*** Opening of The data ***

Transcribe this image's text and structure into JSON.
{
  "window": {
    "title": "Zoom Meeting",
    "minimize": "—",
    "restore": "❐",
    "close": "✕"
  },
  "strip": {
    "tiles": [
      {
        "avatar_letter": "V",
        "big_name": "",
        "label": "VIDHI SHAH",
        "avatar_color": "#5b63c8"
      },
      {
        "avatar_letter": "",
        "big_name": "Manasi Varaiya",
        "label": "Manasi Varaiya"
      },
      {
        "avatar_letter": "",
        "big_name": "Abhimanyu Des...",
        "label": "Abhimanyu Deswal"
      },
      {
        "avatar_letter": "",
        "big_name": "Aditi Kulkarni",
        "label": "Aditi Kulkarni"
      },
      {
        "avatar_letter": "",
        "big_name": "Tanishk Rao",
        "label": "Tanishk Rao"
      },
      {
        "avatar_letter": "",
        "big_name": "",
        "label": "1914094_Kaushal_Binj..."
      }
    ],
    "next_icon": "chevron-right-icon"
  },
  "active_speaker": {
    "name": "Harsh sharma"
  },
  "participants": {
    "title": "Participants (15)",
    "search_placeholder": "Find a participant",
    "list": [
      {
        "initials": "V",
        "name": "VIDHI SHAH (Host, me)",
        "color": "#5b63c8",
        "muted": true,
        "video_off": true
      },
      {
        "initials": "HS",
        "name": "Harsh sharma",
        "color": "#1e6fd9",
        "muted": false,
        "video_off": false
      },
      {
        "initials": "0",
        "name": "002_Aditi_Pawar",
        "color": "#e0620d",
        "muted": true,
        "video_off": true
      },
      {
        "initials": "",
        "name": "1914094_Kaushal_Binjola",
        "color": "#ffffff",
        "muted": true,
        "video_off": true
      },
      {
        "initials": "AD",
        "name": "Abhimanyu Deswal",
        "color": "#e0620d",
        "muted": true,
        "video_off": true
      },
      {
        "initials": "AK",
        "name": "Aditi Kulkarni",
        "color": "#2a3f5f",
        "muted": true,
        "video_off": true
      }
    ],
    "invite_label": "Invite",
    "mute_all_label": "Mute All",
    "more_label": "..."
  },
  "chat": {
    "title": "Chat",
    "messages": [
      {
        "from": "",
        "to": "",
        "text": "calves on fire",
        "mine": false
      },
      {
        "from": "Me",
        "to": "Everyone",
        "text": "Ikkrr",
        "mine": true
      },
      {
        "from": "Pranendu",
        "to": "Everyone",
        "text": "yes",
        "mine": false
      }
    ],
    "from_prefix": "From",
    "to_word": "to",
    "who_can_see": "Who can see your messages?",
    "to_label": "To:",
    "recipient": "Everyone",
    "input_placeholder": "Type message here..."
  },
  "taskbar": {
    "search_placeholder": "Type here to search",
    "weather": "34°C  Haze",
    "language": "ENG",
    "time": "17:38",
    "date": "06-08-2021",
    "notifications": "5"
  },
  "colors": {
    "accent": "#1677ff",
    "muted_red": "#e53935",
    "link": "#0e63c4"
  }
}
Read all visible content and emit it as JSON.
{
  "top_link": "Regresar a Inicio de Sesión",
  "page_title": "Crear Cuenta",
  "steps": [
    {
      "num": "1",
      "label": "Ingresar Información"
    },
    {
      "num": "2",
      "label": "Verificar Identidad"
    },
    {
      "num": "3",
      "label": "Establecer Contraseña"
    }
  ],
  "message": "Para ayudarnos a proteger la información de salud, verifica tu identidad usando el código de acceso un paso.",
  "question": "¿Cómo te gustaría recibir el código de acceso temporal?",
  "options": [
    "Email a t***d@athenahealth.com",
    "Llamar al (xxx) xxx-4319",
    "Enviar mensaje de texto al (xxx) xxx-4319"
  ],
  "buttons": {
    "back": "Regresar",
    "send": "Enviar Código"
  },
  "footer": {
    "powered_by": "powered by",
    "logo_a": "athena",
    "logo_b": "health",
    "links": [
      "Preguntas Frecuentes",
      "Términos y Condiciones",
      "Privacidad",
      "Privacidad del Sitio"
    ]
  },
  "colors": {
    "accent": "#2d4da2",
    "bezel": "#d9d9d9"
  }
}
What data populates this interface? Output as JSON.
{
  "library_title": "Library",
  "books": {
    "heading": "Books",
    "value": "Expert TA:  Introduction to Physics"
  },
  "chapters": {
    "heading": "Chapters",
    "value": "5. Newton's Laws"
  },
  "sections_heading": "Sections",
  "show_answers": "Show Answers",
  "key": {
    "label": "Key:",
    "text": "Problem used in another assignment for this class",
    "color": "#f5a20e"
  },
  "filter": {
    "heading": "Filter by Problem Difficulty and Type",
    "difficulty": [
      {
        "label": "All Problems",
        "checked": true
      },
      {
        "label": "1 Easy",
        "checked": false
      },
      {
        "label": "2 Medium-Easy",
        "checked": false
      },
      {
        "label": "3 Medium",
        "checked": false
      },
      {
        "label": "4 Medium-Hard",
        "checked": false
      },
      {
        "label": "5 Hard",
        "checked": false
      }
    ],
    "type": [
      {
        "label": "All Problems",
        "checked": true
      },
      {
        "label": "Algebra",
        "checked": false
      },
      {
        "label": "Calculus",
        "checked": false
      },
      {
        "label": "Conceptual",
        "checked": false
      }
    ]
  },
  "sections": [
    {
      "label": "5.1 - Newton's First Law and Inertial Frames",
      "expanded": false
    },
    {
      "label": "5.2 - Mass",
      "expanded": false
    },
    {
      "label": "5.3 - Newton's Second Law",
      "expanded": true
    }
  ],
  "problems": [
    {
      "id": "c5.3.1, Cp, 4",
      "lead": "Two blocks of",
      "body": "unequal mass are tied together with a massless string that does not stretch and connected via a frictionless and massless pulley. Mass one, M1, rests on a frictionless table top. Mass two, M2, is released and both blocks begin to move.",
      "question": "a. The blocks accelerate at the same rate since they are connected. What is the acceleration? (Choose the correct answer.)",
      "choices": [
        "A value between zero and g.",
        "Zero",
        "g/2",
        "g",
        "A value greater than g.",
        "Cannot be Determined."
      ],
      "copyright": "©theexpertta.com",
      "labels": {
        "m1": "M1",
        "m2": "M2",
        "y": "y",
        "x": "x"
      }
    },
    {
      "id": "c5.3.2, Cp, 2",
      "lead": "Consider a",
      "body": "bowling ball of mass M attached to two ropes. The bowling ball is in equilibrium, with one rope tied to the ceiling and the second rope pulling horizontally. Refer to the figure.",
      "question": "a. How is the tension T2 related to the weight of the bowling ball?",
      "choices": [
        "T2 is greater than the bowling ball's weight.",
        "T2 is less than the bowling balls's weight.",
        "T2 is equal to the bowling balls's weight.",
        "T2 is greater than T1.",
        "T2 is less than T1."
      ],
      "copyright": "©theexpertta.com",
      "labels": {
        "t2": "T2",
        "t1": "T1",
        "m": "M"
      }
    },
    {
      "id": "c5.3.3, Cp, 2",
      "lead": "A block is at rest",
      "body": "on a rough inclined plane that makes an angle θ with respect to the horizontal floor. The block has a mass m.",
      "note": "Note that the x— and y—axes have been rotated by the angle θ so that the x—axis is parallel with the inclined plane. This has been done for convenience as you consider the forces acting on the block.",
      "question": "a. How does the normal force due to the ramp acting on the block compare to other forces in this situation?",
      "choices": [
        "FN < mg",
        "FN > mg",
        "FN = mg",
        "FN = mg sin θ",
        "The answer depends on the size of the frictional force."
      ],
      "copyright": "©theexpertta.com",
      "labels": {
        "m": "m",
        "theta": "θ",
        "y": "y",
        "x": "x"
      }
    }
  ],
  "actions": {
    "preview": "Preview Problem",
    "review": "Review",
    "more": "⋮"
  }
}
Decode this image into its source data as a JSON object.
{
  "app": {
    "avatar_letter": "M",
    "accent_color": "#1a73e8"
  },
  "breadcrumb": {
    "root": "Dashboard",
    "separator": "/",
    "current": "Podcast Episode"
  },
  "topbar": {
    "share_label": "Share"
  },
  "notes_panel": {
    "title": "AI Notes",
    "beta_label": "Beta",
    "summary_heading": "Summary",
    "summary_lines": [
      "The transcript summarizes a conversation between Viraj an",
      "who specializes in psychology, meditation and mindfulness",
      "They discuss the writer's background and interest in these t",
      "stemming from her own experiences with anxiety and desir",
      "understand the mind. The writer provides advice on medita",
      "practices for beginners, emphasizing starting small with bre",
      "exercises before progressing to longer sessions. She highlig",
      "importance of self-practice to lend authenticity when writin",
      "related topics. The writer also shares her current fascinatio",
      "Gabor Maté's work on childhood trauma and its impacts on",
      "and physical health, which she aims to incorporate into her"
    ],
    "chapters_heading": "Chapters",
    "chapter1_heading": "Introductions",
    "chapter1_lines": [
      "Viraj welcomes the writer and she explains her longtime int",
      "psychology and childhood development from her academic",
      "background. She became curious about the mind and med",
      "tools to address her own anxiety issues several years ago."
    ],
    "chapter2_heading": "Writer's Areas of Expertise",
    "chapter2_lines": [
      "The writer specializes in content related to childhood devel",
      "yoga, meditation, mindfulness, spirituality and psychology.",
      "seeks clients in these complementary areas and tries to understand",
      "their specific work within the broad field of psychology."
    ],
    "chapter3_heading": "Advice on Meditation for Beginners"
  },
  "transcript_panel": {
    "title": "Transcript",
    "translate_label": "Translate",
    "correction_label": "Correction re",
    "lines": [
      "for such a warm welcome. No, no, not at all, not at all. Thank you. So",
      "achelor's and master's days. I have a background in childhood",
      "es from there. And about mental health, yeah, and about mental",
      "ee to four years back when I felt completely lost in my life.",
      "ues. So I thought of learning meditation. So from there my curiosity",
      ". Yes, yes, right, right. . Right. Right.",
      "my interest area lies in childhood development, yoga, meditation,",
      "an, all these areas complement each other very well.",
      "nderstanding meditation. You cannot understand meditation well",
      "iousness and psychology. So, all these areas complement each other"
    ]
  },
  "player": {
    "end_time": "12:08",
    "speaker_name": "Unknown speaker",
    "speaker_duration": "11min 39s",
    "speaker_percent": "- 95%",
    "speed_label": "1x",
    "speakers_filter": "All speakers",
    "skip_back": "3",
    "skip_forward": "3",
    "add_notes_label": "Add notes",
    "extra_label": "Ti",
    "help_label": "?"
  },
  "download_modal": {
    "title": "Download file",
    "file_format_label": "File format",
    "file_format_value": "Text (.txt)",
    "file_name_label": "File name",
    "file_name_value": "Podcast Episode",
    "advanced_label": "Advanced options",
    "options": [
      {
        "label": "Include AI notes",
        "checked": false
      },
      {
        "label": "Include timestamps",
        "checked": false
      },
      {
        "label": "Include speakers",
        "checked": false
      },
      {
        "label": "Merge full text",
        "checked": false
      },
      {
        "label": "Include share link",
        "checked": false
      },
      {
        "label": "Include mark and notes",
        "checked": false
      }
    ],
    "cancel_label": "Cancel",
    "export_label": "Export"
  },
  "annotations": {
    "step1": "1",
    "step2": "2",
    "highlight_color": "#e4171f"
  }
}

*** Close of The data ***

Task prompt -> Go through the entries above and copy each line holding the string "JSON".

Answer box ->
Transcribe this image's text and structure into JSON.
Read all visible content and emit it as JSON.
What data populates this interface? Output as JSON.
Decode this image into its source data as a JSON object.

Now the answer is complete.